We have a number of exciting announcements regarding our annual prizes and awards. Read on for project details for our Field Development Grant, Colby Book Prize, and inaugural Sally Mitchell Dissertation Prize. Congratulations to all our winners and many thanks to all who submitted projects for consideration!
Congrats to Our Field Development Grant Winner
This year’s recipients of the RSVP Field Development Grant are Dino Felluga, Adrian Wisnicki, and Kenneth Crowell, for their project, “Recovering BIPOC Voices from the Victorian Periodical Press.”
The decision committee deemed this project “a master class in decolonial recovery work that could offer a powerful intervention in the current state of the field’s methodological representation.”
Inaugural Sally Mitchel Dissertation Prize Winner
This year’s recipient of our first-ever Sally Mitchell Dissertation Prize is Ann Hale, for her project, “Business Matters: Legal Structures, Roles, People, and Places in the Nineteenth-Century Press—A Case Study of George Newnes Limited.”
The decision committee offered the following comments on Hale’s project:
“In her comprehensive and compelling study of George Newnes Limited, Ann Hale’s [dissertation] uncovers and assesses the vital role of business and legal frameworks in the periodical press. Her project enables readers to better appreciate the consequences of sole proprietorship, partnerships, and companies and the mutability of these legal and business structures. Drawing on an impressive array of documents, visualizations, maps, and other data as part of a Scalar Digital Supplement, she constructs a carefully scaffolded study that draws well on existing periodicals scholarship and literary theory, including the idea of the chronotope, Guillory’s ideas of remediation, and Linda Hughes’ ‘sideways theory,’ along the way bringing numerous hidden players in the publishing work to light and convincing her readers why, as her title tells us, ‘Business Matters.’”
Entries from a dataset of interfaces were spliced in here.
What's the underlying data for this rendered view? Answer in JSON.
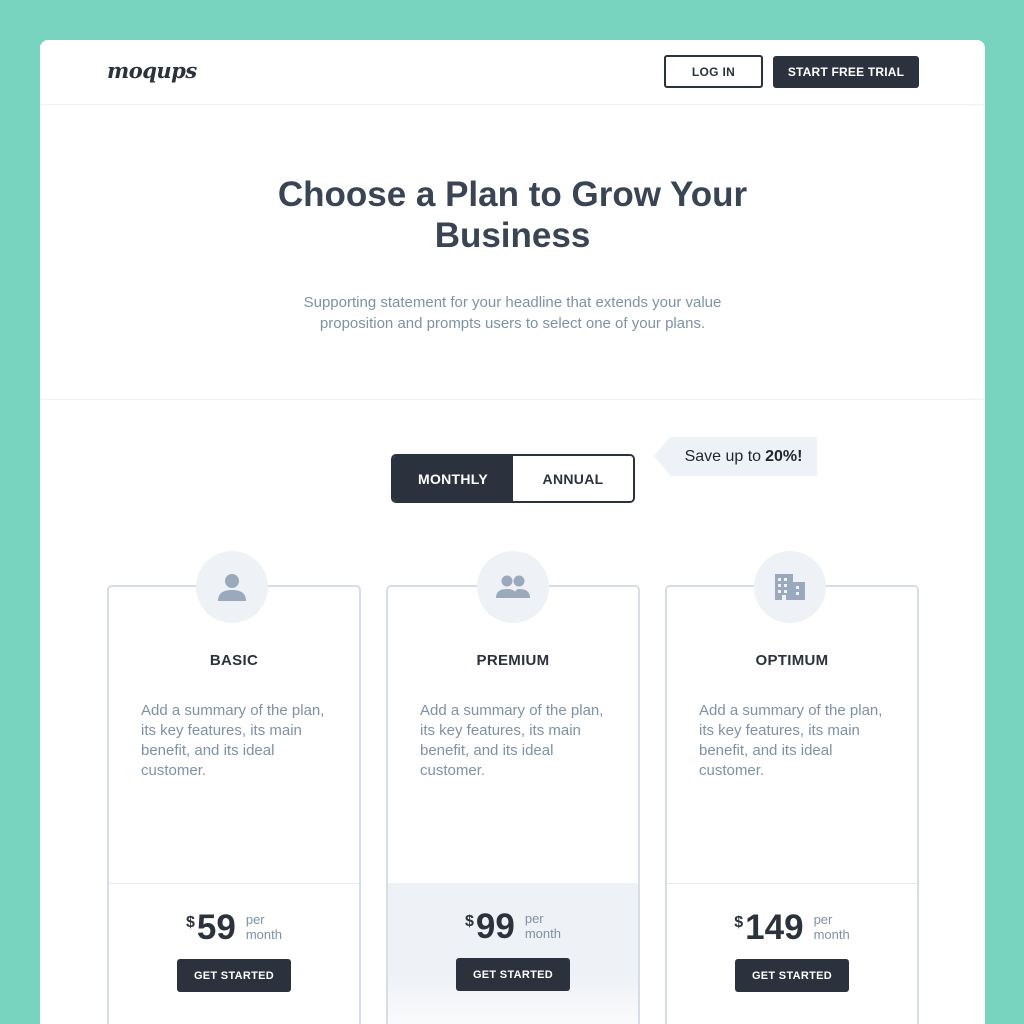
{
  "header": {
    "logo": "moqups",
    "login_label": "LOG IN",
    "trial_label": "START FREE TRIAL"
  },
  "hero": {
    "headline_line1": "Choose a Plan to Grow Your",
    "headline_line2": "Business",
    "subline_line1": "Supporting statement for your headline that extends your value",
    "subline_line2": "proposition and prompts users to select one of your plans."
  },
  "billing_toggle": {
    "monthly_label": "MONTHLY",
    "annual_label": "ANNUAL",
    "selected": "MONTHLY"
  },
  "save_badge": {
    "prefix": "Save up to",
    "highlight": "20%!"
  },
  "plans": [
    {
      "icon": "person-icon",
      "name": "BASIC",
      "description": "Add a summary of the plan, its key features, its main benefit, and its ideal customer.",
      "currency": "$",
      "price": "59",
      "per_line1": "per",
      "per_line2": "month",
      "cta": "GET STARTED"
    },
    {
      "icon": "people-icon",
      "name": "PREMIUM",
      "description": "Add a summary of the plan, its key features, its main benefit, and its ideal customer.",
      "currency": "$",
      "price": "99",
      "per_line1": "per",
      "per_line2": "month",
      "cta": "GET STARTED"
    },
    {
      "icon": "building-icon",
      "name": "OPTIMUM",
      "description": "Add a summary of the plan, its key features, its main benefit, and its ideal customer.",
      "currency": "$",
      "price": "149",
      "per_line1": "per",
      "per_line2": "month",
      "cta": "GET STARTED"
    }
  ],
  "colors": {
    "background": "#78d3bf",
    "dark": "#2b323d",
    "muted_text": "#7f91a7",
    "icon": "#9aaabc",
    "panel": "#eef1f5"
  }
}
Two other outstanding dissertations received honourable mentions from the decision committee: Victoria Clarke’s “Reading and Writing the Northern Star, 1837-1847” and Stephan Pigeon’s “The Labour, Law, and Practice of Circulating Journalisms in the British News and Periodical Press, 1842-1911.”
2021 Robert and Vineta Colby Book Prizes Announced
This year, two awardees were selected: The Periodical Press in Nineteenth-Century Ireland, by Elizabeth Tilley, and The Edinburgh History of the British and Irish Press: Volume 2, Expansion and Evolution, 1800-1900, edited by David Finkelstein. Both awardees have been invited to give a keynote lecture at this year’s RSVP conference.
The committee offered the following comments on the two texts:
Elizabeth Tilley, The Periodical Press in Nineteenth-Century Ireland (Palgrave, 2020)
In her monograph, Elizabeth Tilley focuses on monthly and weekly periodicals, selecting representative journals to give an overview of Irish periodical literature throughout the century, a subject that certainly deserves this type of focused attention. Her research (funded by a Curran Award in 2015) is impeccable, and her analysis is nuanced and detailed. Tilley often chooses to address little-known periodicals (domestic, trade, popular press, etc.), demonstrating their contributions to the Irish periodical field and their interactions with regional and national politics and economics, as well as showcasing their relevance to British periodical culture.
As part of this study, Tilley has included a lengthy appendix with excerpts from a series of articles by Christopher Clinton Hoey that were originally published in The Irish Builder in 1877-78. These excerpts give an overview of the Irish press during the period and provide an excellent resource for both scholarly research and teaching. In this way, Tilley’s volume is both monograph and scholarly edition, a notable and important resource for the field of nineteenth-century periodical studies.
David Finkelstein, ed., The Edinburgh History of the British and Irish Press: Volume 2, Expansion and Evolution, 1800-1900 (Edinburgh UP, 2020)
As part of a three-volume series from Edinburgh University press, David Finkelstein’s compendious collection includes contributions from forty-eight authors who address the development of British and Irish periodical culture throughout the nineteenth century. It is a remarkable resource that both draws from previous scholarship and contributes new knowledge to the field, with a wide range of topics and perspectives, and with welcome attention to diversity and transnational connections. The combination of overview essays accompanied by narrow and pointed case studies give the volume an impressive breadth and depth. It will be valuable for a wide range of readers, from those who are orienting and contextualizing as they first come to periodical studies, to those who are already specialists in the field.
David Finkelstein’s fine work editing and introducing the volume surely reflects a herculean effort, supported by original and engaging work by the forty-seven authors, who include both established and upcoming scholars. We are pleased to honor the work of all the writers as well as the editor, who together have made a contribution to nineteenth-century periodical studies that will remain a standard for many years to come.
Peterson Prize Winner TBD
Please note that the 2021 Linda H. Peterson Fellowship recipient will be announced shortly. We will share the announcement as it is available from the committee.